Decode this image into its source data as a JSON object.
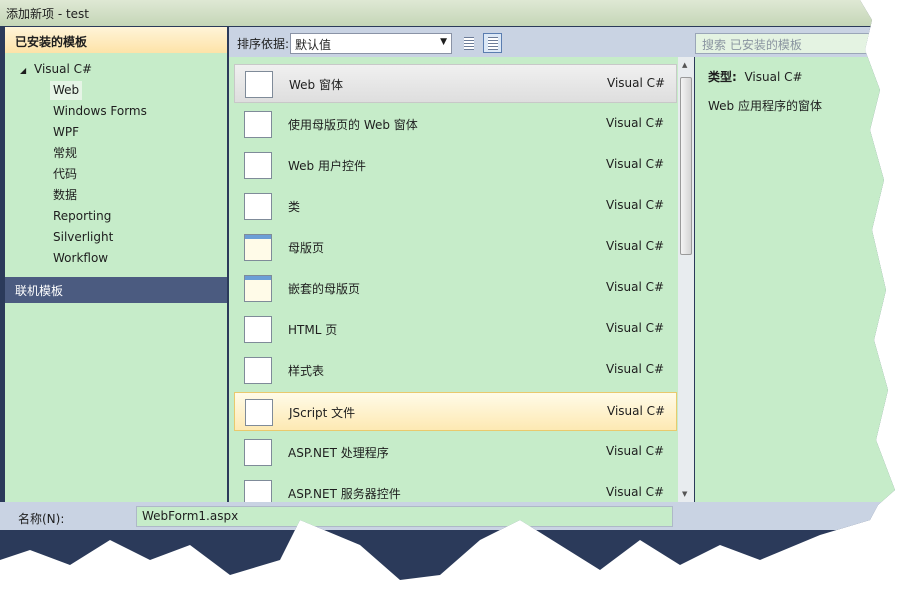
{
  "window": {
    "title": "添加新项 - test"
  },
  "sidebar": {
    "header": "已安装的模板",
    "tree_root": "Visual C#",
    "items": [
      {
        "label": "Web",
        "selected": true
      },
      {
        "label": "Windows Forms"
      },
      {
        "label": "WPF"
      },
      {
        "label": "常规"
      },
      {
        "label": "代码"
      },
      {
        "label": "数据"
      },
      {
        "label": "Reporting"
      },
      {
        "label": "Silverlight"
      },
      {
        "label": "Workflow"
      }
    ],
    "online": "联机模板"
  },
  "toolbar": {
    "sort_label": "排序依据:",
    "sort_value": "默认值",
    "search_placeholder": "搜索 已安装的模板"
  },
  "templates": [
    {
      "name": "Web 窗体",
      "lang": "Visual C#",
      "icon": "web-form-icon",
      "state": "selected"
    },
    {
      "name": "使用母版页的 Web 窗体",
      "lang": "Visual C#",
      "icon": "web-form-icon"
    },
    {
      "name": "Web 用户控件",
      "lang": "Visual C#",
      "icon": "user-control-icon"
    },
    {
      "name": "类",
      "lang": "Visual C#",
      "icon": "csharp-class-icon"
    },
    {
      "name": "母版页",
      "lang": "Visual C#",
      "icon": "master-page-icon"
    },
    {
      "name": "嵌套的母版页",
      "lang": "Visual C#",
      "icon": "master-page-icon"
    },
    {
      "name": "HTML 页",
      "lang": "Visual C#",
      "icon": "html-page-icon"
    },
    {
      "name": "样式表",
      "lang": "Visual C#",
      "icon": "stylesheet-icon"
    },
    {
      "name": "JScript 文件",
      "lang": "Visual C#",
      "icon": "jscript-icon",
      "state": "hover"
    },
    {
      "name": "ASP.NET 处理程序",
      "lang": "Visual C#",
      "icon": "handler-icon"
    },
    {
      "name": "ASP.NET 服务器控件",
      "lang": "Visual C#",
      "icon": "server-control-icon"
    }
  ],
  "details": {
    "type_label": "类型:",
    "type_value": "Visual C#",
    "description": "Web 应用程序的窗体"
  },
  "name_field": {
    "label": "名称(N):",
    "value": "WebForm1.aspx"
  }
}
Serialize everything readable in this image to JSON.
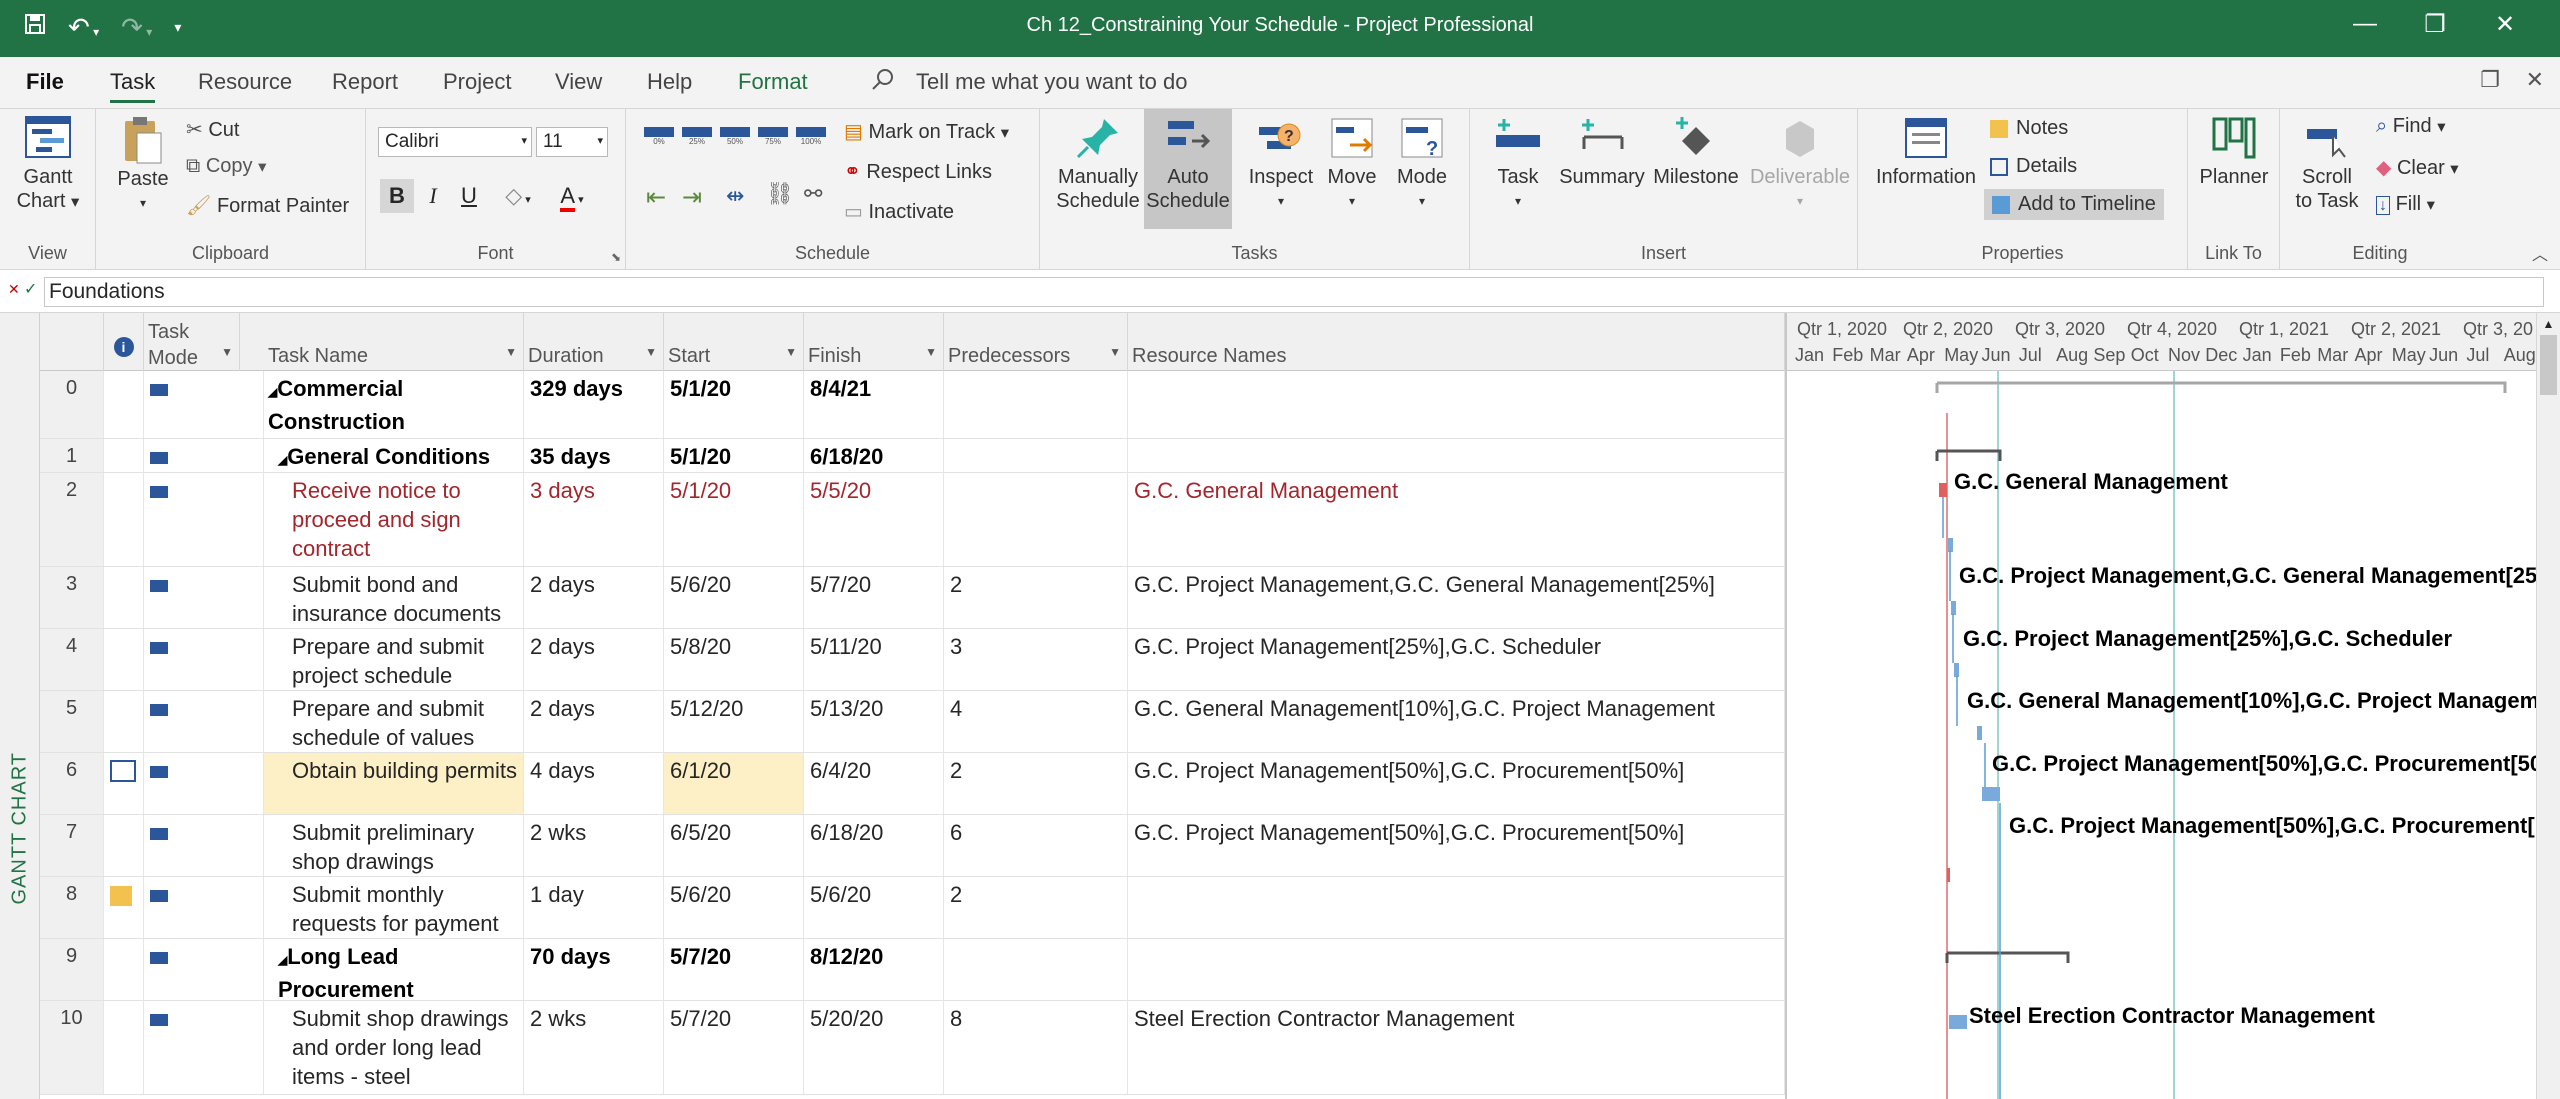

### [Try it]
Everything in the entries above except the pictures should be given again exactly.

### [Exercise answer]
Decode this image into its source data as a JSON object.
{
  "window": {
    "title": "添加新项 - test"
  },
  "sidebar": {
    "header": "已安装的模板",
    "tree_root": "Visual C#",
    "items": [
      {
        "label": "Web",
        "selected": true
      },
      {
        "label": "Windows Forms"
      },
      {
        "label": "WPF"
      },
      {
        "label": "常规"
      },
      {
        "label": "代码"
      },
      {
        "label": "数据"
      },
      {
        "label": "Reporting"
      },
      {
        "label": "Silverlight"
      },
      {
        "label": "Workflow"
      }
    ],
    "online": "联机模板"
  },
  "toolbar": {
    "sort_label": "排序依据:",
    "sort_value": "默认值",
    "search_placeholder": "搜索 已安装的模板"
  },
  "templates": [
    {
      "name": "Web 窗体",
      "lang": "Visual C#",
      "icon": "web-form-icon",
      "state": "selected"
    },
    {
      "name": "使用母版页的 Web 窗体",
      "lang": "Visual C#",
      "icon": "web-form-icon"
    },
    {
      "name": "Web 用户控件",
      "lang": "Visual C#",
      "icon": "user-control-icon"
    },
    {
      "name": "类",
      "lang": "Visual C#",
      "icon": "csharp-class-icon"
    },
    {
      "name": "母版页",
      "lang": "Visual C#",
      "icon": "master-page-icon"
    },
    {
      "name": "嵌套的母版页",
      "lang": "Visual C#",
      "icon": "master-page-icon"
    },
    {
      "name": "HTML 页",
      "lang": "Visual C#",
      "icon": "html-page-icon"
    },
    {
      "name": "样式表",
      "lang": "Visual C#",
      "icon": "stylesheet-icon"
    },
    {
      "name": "JScript 文件",
      "lang": "Visual C#",
      "icon": "jscript-icon",
      "state": "hover"
    },
    {
      "name": "ASP.NET 处理程序",
      "lang": "Visual C#",
      "icon": "handler-icon"
    },
    {
      "name": "ASP.NET 服务器控件",
      "lang": "Visual C#",
      "icon": "server-control-icon"
    }
  ],
  "details": {
    "type_label": "类型:",
    "type_value": "Visual C#",
    "description": "Web 应用程序的窗体"
  },
  "name_field": {
    "label": "名称(N):",
    "value": "WebForm1.aspx"
  }
}
Serialize everything readable in this image to JSON.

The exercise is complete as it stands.